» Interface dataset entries
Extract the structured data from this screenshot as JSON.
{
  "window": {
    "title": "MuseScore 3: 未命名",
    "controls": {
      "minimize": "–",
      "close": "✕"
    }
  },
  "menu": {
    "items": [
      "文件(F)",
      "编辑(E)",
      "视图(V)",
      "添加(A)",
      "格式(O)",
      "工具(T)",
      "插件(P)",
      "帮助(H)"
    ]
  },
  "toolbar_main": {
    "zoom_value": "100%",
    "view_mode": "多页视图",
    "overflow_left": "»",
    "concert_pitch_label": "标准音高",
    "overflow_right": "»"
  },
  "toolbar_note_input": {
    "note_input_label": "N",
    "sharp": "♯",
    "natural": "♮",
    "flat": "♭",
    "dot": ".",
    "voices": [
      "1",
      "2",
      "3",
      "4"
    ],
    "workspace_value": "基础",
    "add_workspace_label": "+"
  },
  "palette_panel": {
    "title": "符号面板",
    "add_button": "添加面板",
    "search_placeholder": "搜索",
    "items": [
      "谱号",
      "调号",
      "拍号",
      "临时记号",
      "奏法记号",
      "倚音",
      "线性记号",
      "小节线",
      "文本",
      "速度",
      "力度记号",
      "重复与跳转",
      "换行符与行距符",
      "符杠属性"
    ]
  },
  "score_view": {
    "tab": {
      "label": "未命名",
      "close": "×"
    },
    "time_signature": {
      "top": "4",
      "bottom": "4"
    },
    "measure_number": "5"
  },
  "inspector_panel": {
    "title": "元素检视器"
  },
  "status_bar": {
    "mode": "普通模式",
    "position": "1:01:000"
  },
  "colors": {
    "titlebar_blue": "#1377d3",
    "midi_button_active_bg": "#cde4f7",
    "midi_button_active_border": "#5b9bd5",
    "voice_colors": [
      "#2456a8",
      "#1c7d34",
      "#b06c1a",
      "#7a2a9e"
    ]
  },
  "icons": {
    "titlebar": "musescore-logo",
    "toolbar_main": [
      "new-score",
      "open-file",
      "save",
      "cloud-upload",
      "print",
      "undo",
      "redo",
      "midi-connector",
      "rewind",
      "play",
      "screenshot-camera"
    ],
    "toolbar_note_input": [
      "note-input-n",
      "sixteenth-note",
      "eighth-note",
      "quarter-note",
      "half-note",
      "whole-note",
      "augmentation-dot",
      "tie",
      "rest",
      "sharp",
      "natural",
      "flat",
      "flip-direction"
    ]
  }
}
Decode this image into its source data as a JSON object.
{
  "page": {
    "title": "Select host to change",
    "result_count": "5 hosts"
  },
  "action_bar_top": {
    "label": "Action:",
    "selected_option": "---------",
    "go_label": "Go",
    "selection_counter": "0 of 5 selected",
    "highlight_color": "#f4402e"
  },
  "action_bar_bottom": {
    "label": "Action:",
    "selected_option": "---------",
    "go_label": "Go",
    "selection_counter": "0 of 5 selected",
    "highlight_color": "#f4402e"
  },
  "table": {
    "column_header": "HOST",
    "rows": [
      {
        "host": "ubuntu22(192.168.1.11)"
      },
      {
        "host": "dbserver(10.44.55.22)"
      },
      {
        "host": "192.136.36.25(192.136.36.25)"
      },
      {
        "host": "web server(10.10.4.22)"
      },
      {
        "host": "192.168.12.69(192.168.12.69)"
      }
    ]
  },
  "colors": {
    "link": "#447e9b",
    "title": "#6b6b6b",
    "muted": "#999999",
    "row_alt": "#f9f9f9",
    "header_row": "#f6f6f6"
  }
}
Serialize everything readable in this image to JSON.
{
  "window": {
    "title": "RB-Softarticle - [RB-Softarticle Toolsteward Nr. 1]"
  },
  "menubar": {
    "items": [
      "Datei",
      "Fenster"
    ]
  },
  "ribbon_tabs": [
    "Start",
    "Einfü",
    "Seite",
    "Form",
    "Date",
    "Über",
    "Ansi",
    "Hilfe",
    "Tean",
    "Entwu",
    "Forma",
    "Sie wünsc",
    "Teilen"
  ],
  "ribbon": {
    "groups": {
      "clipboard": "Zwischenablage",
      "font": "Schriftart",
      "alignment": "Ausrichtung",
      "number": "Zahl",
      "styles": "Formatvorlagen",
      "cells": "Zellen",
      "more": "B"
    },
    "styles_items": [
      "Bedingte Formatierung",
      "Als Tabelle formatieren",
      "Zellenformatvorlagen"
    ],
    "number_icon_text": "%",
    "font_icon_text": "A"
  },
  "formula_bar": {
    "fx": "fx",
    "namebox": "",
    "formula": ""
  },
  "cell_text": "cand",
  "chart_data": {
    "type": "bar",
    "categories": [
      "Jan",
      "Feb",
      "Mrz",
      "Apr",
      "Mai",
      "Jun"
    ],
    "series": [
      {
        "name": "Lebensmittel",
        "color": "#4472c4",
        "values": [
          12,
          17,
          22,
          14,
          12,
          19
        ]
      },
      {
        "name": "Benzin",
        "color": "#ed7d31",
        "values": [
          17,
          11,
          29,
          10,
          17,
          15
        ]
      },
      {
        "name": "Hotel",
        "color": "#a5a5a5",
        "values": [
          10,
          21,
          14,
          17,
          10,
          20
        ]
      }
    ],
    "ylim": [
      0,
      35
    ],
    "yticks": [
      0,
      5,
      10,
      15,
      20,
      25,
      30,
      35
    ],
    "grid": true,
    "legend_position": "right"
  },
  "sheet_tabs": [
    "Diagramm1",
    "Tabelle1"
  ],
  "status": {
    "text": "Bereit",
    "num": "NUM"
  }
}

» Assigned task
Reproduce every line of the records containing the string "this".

» Expected answer
Extract the structured data from this screenshot as JSON.
Decode this image into its source data as a JSON object.
Serialize everything readable in this image to JSON.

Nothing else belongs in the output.